In a meeting with Pitkin County Commissioners last week, U.S. Congressman Scott Tipton said he doesn’t support legislation to protect the Thompson Divide from oil and gas drilling. Instead, Tipton wants negotiations between conservationists and energy companies to continue. For years, the sides have been working on an alternate plan to protect the area. Aspen Public Radio's Marci Krivonen reports.
The commissioners are hopeful Congressman Tipton will get behind a bill that Colorado Senator Michael Bennett introduced in March. The Thompson Divide Withdrawal and Protection Act would withdraw un-leased areas, so energy companies couldn’t develop them. And, it would preserve existing development rights for current leaseholders. They could choose to retire the leases, under the proposal. The Thompson Divide is an area that stretches from Sunlight Mountain to McClure Pass and from the Crystal River to Divide Creek.

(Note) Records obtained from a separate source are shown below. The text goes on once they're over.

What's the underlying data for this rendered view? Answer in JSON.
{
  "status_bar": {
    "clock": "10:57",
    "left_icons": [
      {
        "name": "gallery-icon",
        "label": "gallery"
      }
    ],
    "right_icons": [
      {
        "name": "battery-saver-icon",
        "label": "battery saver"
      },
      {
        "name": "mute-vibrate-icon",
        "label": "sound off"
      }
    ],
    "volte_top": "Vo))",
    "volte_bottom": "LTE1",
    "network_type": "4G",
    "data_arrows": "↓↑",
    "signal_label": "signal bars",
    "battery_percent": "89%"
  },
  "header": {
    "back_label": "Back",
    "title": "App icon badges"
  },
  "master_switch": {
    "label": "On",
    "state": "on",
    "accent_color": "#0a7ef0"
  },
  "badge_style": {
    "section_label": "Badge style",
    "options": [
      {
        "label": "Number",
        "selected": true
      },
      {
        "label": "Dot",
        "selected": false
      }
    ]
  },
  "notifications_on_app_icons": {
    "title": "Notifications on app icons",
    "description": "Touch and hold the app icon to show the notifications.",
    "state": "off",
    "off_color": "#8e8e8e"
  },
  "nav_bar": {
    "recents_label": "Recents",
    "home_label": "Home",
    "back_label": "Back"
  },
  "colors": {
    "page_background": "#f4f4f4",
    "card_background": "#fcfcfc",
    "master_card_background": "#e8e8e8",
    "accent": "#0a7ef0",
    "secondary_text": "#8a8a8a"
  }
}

Commissioner George Newman told Tipton the bill would limit any future oil and gas exploration on the Thompson Divide.
"What I’m asking you today is to follow your Colorado colleagues, which include Senator Bennett, Senator Udall and Governor Hickenlooper, and all the elected officials within the Roaring Fork Valley, to sign on and support Senator Bennett’s Thompson Divide Withdrawal bill."
Tipton says he’d like to solve the problem without getting the Federal government involved because the threat of legislation could derail an alternative solution. He supports an effort by the Thompson Divide Coalition, the group working to protect the area. They’ve offered to pay the oil and gas companies to retire their leases.
"We’ve seen some good communication that’s going on on that and you want to be very cautious, I think, in terms of putting forward legislation that could perhaps interrupt some other conversations that are going on that can achieve the same end, without getting the Federal government involved in the process," he said.
In reality, according to Zane Kessler, Executive Director of the Thompson Divide Coalition, the conversations Tipton supports are contingent on passage of the Bennett legislation. Kessler says money won’t change hands until the Coalition knows the area’s protected permanently.
After Friday’s meeting, Commissioner Newman said he wasn’t satisfied.
"It was a little disappointing that he didn’t come out and recognize the broad base support that this issue has, but rather, he felt that this should not be an issue that needed to be legislated federally," he said.
Without the legislation, Newman says other energy companies could come in and develop in the future.
Tipton says he’d like to see some adjustments made to the Bennett legislation. He says he’s discussed the bill with Bennett and Senator Udall.
"We’d like to be able to see an amiable resolution on this."
A money trail shows Tipton has close ties with some energy companies with interests in the Thompson Divide. The Post Independent reports, a campaign filing in 2011 shows executives, investors and others affiliated with SG Interests donated more than 10-thousand dollars to Tipton’s campaign.
The Coalition has been working since 2008 to pass the protection act. It’s been up twice before the Senate and is now in the Committee on Energy and Natural Resources. It hasn’t come to a vote.